Oh, by the way, if he says he belongs to an association of American Grandmaser Soke’s, he’s not doing a koryu. He may be good, his self-defense techniques may look cool, and he may talk the talk, but so far I haven’t seen anyone associated with those American Gandmaster Soke Ultimate Eternal Grandmaster organizations that are actually authentic Japanese koryu systems.
Don’t ask about tournaments. There aren’t any.
Don’t ask about promotion schedule or testing. Like I told one inquirer who thought our ryu was just like kendo, there aren’t any promotion testing or schedule. You get your rank when the teacher thinks you deserve it. And as a teacher, I don’t have to test you. If you train all the time with me in a small group, I should darn well know your skill level without having to test you. Now, some koryu associated with modern budo, like a lot of iaido groups aligned with the modern kendo federations, do have tests and promotions. But they are kind of a hybrid.
Don’t ask what color belts we will give you. We really (up until recently) don’t have any belt colors other than white, brown and black, for jujutsu, and kyu rankings are very, very recent. I hardly pay it any attention until you get a “serious” rank, such as shoden mokuroku. Don’t know what that means? Go to koryu.com.
In iai we wear dark blue belts, or obi, to hold together our gi and hakama. You want a black belt? You can wear one. That doesn’t make you ranked as a “black belt.” It just means your hakama won’t fall down.
If you decide to join, some groups have a tuition, some don’t charge you anything. Most koryu in America are not-for-profit ventures and just barely cover the room rental. It’s fair to ask about monthly fees and other charges.
Joining a koryu, however, is not just putting your money down and jumping in to train. The teacher makes the decision, not you. Maybe he or she will turn you away for some reason. The koryu is not for everybody, and maybe the teacher doesn’t want to waste your time and turned you away because he figures you will lose interest in a few weeks.
I have not turned away many people myself.
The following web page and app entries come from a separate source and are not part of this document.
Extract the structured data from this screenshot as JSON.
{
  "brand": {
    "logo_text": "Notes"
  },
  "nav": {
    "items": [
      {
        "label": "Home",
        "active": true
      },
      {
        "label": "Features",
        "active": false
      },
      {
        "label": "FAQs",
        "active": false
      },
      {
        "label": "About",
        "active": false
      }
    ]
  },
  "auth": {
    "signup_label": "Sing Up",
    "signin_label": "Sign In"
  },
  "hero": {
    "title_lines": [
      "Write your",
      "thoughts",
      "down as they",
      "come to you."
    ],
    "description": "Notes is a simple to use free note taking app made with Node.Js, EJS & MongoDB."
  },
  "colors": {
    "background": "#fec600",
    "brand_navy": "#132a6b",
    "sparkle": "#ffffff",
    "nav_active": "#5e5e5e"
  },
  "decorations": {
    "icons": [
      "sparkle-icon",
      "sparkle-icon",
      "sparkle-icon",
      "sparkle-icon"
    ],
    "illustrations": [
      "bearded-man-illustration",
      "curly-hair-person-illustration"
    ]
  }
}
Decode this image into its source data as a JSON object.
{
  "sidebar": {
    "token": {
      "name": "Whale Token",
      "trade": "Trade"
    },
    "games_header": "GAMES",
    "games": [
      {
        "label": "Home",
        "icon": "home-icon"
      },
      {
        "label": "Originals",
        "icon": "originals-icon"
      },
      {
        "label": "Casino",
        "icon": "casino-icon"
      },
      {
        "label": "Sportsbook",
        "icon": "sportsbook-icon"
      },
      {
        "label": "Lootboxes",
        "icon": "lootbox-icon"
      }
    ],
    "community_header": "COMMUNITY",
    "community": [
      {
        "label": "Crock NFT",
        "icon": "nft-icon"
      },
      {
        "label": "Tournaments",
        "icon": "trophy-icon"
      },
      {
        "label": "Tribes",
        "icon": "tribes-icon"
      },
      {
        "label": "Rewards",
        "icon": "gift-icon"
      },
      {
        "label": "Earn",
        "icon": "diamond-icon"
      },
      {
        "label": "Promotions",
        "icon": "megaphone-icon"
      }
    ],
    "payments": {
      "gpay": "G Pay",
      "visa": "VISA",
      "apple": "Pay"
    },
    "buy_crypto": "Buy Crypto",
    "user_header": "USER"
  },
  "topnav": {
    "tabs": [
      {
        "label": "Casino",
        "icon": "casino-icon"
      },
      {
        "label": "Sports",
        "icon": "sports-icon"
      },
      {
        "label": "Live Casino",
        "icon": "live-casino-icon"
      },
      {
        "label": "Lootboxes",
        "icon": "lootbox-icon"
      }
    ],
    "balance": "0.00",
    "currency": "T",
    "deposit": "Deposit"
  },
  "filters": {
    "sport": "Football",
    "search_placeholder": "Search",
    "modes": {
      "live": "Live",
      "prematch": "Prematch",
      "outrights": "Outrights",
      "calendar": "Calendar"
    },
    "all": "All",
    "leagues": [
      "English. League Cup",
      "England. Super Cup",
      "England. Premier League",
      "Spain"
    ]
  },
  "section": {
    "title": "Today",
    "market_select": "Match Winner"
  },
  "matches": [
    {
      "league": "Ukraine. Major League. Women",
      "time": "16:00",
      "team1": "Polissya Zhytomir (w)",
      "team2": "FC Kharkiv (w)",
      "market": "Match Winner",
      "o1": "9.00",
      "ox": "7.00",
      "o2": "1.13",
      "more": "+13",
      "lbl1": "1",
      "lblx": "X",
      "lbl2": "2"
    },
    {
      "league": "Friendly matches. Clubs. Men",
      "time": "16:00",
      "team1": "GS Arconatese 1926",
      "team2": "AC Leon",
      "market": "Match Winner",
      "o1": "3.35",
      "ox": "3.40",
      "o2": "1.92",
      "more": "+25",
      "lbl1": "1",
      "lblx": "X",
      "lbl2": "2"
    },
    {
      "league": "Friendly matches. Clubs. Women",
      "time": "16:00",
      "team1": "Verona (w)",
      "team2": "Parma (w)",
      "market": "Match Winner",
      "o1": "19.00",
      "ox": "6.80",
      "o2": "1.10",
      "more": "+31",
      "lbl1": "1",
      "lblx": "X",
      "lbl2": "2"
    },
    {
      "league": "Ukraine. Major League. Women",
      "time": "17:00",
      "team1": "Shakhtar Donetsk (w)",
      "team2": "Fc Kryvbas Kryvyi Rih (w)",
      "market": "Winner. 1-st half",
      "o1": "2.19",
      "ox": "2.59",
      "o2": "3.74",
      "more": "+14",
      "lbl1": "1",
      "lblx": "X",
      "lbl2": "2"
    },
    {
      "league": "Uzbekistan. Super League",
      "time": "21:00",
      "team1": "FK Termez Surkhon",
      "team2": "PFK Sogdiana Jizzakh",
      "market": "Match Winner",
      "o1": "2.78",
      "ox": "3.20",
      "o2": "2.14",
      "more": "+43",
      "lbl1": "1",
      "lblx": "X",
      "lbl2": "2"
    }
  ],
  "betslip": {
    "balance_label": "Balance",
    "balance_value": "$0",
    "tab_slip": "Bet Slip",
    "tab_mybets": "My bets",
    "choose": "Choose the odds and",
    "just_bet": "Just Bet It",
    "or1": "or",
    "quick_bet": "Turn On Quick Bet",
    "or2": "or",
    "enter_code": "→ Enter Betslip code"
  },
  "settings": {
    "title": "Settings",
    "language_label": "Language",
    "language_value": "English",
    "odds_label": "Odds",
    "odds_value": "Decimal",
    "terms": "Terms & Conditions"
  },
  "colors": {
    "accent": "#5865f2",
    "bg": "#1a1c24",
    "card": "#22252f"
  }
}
I once did ask an obviously psychotic person to leave or I would call the cops on him. I don’t allow crazy people into my classes. Eccentric, socially awkward: maybe. But insane street people talking about ninjas coming out of the walls, no.
Anyway, new students come dribbling in, but most of them leave after a few classes, so in my case, they weed themselves out. So why would I want to invest so much time in you unless I thought you would stick around a while? It’s not like I’m making money off you, after all. It’s more like I’m trying to pass on a treasured tradition, and if you don’t have the time or willingness to bend your ego to fit the system, why should I bother?
I spent most of this article ragging on newbies to koryu, but here’s the really good part. If you are earnest, mean well, have a good sense of respect and humor, and carry yourself properly, then most koryu teachers will welcome you with open arms. There’s not enough of you out there joining up. I yearn for more students who aren’t insane, whackos, dumbasses or low class, low-IQ losers from the nether end of the gene pool.
I myself have never been turned away when I asked to study koryu jo, iai or jujutsu. The teacher and fellow students loved having a new face to train with. And more to the point, if you show a willingness to stick around for the long haul, you become a part of a martial arts “family” that can’t be duplicated by any large-scale, for-profit, hundreds-of-students modern martial arts school. Being part of a koryu is way, way different from that kind of sterile, faceless training system. But you have to be ready for it. Don’t act like a dumbass.